In the early 1930s in Berlin, Germany, a group of leading Eastern European Jewish intellectuals embarked upon a project to transform the lives of millions of Yiddish-speaking Jews around the world. Their goal was to publish a popular and comprehensive Yiddish language encyclopedia of general knowledge that would serve as a bridge to the modern world and as a guide to help its readers navigate their way within it. However, soon after the Algemeyne entsiklopedye (General Encyclopedia) was announced, Hitler’s rise to power forced its editors to flee to Paris. The scope and mission of the project repeatedly changed before its final volumes were published in New York City in 1966.

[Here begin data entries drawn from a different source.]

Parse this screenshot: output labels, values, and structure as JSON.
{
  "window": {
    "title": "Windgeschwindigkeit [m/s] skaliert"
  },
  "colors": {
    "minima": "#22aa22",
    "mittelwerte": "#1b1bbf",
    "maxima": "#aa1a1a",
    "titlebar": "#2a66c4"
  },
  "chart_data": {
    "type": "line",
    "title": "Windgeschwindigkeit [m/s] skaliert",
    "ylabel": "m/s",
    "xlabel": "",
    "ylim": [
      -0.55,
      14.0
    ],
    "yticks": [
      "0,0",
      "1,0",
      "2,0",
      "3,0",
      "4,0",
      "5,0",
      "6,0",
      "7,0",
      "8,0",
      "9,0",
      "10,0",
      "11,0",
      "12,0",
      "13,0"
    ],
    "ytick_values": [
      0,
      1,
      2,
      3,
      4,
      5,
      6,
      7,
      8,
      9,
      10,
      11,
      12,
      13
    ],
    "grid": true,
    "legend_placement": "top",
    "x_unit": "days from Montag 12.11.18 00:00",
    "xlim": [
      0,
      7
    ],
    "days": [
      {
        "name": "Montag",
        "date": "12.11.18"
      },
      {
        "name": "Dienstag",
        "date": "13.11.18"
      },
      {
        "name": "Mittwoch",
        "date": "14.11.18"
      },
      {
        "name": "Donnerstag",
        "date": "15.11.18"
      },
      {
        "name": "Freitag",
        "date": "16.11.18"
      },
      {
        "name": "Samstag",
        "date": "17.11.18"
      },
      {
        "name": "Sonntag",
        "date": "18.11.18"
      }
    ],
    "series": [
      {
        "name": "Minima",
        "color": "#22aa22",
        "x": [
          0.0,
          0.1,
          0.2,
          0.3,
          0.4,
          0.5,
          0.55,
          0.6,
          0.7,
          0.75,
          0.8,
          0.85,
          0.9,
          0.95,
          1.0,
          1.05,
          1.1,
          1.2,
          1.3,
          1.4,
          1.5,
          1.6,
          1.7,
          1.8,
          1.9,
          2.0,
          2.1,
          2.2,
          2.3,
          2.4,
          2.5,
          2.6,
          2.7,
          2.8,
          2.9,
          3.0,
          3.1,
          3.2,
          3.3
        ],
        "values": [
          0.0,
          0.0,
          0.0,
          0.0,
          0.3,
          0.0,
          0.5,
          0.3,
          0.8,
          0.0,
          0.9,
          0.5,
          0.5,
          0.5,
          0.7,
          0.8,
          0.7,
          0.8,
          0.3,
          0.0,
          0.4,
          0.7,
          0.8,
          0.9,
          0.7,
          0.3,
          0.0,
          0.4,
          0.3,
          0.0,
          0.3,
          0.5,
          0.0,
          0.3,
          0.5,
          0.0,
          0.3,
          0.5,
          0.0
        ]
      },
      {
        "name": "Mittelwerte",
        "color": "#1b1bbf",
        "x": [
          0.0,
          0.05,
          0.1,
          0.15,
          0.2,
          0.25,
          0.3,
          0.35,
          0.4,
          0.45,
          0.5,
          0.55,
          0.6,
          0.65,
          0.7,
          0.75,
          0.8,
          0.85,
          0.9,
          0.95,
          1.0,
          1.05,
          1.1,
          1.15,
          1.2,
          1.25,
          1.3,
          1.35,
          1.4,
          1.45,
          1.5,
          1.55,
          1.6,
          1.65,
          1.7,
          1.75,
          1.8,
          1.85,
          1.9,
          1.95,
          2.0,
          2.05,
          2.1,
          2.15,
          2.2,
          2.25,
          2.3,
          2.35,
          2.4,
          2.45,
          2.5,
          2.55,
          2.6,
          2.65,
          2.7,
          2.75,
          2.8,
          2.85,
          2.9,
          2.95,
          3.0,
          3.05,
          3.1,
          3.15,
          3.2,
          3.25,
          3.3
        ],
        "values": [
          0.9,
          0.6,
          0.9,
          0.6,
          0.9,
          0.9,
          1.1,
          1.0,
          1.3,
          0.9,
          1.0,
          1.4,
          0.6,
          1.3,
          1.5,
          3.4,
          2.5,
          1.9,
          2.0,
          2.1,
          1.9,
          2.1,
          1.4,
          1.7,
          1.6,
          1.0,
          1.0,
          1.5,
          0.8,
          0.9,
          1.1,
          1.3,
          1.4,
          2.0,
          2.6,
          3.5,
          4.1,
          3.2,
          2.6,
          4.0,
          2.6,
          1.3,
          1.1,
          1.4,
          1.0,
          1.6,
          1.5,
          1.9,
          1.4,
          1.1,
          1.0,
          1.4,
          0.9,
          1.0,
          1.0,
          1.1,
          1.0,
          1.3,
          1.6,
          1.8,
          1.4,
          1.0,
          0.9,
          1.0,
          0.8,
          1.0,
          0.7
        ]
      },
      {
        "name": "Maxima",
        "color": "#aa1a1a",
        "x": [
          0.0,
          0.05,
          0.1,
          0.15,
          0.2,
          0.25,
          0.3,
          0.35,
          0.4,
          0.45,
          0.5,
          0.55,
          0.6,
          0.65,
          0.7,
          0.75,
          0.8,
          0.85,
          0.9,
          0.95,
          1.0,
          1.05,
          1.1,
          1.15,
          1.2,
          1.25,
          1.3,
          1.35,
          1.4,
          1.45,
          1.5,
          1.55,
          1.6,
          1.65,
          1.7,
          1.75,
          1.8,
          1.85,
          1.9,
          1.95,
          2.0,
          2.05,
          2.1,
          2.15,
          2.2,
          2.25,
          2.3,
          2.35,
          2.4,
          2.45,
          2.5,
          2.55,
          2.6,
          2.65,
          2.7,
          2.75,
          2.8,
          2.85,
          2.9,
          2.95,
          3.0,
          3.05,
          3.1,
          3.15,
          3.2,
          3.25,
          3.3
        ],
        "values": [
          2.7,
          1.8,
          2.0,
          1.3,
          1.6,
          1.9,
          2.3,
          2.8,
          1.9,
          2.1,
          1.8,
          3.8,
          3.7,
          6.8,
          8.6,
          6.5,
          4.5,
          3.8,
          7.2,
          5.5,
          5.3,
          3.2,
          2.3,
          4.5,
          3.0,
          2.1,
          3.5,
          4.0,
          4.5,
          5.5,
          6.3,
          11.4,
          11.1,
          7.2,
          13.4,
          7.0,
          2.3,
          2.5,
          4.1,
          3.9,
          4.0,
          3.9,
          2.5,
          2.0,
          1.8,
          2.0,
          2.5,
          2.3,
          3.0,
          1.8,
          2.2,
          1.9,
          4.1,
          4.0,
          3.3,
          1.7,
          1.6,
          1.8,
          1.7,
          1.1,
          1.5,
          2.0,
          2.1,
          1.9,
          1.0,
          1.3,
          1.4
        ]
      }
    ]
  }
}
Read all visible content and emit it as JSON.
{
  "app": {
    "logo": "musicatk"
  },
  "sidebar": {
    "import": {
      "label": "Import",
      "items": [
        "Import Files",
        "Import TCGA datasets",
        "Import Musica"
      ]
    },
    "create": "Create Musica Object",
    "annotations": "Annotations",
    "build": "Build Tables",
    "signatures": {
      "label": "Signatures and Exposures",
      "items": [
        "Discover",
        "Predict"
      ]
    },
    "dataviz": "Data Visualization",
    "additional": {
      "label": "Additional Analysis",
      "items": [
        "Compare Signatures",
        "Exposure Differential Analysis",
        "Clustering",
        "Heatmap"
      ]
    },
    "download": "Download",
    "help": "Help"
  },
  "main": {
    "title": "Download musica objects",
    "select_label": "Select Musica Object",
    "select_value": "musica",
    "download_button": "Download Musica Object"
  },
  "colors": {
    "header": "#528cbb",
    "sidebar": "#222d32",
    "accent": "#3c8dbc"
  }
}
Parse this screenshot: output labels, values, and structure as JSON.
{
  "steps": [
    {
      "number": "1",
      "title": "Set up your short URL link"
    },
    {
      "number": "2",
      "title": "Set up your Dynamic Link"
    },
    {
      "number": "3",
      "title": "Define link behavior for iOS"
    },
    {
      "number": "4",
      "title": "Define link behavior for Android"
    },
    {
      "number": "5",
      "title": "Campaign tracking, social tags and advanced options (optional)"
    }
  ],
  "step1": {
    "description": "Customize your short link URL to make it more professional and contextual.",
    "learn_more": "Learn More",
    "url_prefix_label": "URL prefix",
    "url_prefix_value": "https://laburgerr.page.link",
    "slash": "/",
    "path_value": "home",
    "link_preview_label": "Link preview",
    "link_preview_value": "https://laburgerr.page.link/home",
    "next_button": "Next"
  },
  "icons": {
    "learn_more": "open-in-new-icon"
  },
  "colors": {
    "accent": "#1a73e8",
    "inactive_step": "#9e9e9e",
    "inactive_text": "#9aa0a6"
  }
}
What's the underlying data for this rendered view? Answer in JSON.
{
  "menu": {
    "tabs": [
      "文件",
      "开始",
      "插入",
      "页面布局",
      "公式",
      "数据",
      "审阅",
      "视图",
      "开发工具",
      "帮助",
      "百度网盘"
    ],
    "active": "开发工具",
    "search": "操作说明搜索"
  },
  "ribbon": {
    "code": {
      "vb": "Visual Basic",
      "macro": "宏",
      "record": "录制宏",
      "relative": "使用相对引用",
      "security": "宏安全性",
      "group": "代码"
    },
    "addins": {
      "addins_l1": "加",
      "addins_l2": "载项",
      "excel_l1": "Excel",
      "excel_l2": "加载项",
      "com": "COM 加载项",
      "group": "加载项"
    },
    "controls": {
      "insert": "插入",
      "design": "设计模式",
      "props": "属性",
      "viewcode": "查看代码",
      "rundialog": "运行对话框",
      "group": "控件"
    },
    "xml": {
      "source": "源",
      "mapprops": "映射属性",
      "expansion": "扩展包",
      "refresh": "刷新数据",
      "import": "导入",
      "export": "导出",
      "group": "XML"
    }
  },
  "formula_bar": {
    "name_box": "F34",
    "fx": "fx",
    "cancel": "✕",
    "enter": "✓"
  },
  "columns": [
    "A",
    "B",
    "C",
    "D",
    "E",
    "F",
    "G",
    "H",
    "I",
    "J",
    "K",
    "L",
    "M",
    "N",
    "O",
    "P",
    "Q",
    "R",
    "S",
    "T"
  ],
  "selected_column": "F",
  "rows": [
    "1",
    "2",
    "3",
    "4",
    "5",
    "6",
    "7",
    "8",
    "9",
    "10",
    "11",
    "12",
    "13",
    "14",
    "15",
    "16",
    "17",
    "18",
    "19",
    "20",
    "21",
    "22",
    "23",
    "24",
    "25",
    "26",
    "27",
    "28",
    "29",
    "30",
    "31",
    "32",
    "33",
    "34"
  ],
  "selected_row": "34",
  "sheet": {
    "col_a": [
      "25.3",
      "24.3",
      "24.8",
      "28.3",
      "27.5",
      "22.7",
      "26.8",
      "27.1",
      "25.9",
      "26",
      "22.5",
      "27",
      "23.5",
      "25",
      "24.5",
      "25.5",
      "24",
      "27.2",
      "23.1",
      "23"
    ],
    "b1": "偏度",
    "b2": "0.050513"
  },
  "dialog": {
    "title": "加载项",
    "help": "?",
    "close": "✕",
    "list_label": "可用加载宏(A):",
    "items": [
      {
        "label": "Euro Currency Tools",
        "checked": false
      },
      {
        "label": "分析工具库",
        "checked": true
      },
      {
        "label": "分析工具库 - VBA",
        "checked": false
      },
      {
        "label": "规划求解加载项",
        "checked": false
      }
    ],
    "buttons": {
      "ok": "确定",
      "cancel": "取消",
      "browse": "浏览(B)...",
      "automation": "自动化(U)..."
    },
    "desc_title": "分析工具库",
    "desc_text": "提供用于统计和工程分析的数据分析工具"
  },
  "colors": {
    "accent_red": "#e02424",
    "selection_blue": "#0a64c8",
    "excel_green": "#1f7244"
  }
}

The Holocaust & the Exile of Yiddish untangles the complicated saga of the Algemeyne entsiklopedye and its editors. The editors continued to publish volumes and revise the encyclopedia’s mission while their primary audience, Eastern European Jews, faced persecution and genocide under Nazi rule, and the challenge of reestablishing themselves in the first decades after World War II. Historian Barry Trachtenberg reveals how, over the course of the middle decades of the twentieth century, the project sparked tremendous controversy in Jewish cultural and political circles, which debated what the purpose of a Yiddish encyclopedia should be, as well as what knowledge and perspectives it should contain. Nevertheless, this is not only a story about destruction and trauma, but also one of tenacity and continuity, as the encyclopedia’s compilers strove to preserve the heritage of Yiddish culture, to document its near-total extermination in the Holocaust, and to chart its path into the future.
About the Author
BARRY TRACHTENBERG is the Michael H. and Deborah K. Rubin Presidential Chair of Jewish History at Wake Forest University in Winston-Salem, North Carolina. His books include The United States and the Nazi Holocaust: Race, Refuge, and Remembrance and The Revolutionary Roots of Modern Yiddish, 1903-1917.
"One cannot read this work without feeling gratitude toward Trachtenberg for his prodigious research and the clarity of his understanding. One must read it also to understand the audacity of its original self-assigned task and the persistence of those who insisted—even after the destruction, even after multiple exiles and perilous journeys of survival—there was a task that must be completed. Such persistence, such dedication, such determination, and such loyalty to a common task."
— Michael Berenbaum
"A fresh contribution to Jewish studies as a whole and Yiddish studies in particular, this work is especially notable for bridging the prewar, World War II, and postwar periods."
— Cecile E. Kuznitz
"An excellent vantage point for understanding many things associated with Jewish life in the twentieth century. The scope of research and analysis is very impressive. This is a very useful book!"
— Gennady Estraikh
"How a Yiddish encyclopedia became a document of the Holocaust and Jewish culture," by Benjamin Ivry
— The Forward
"Encyclopedic Knowledge: Rokhl’s Golden City: A new look at the story behind one of the quirkiest Yiddish reference books," by Rokhl Kafrissen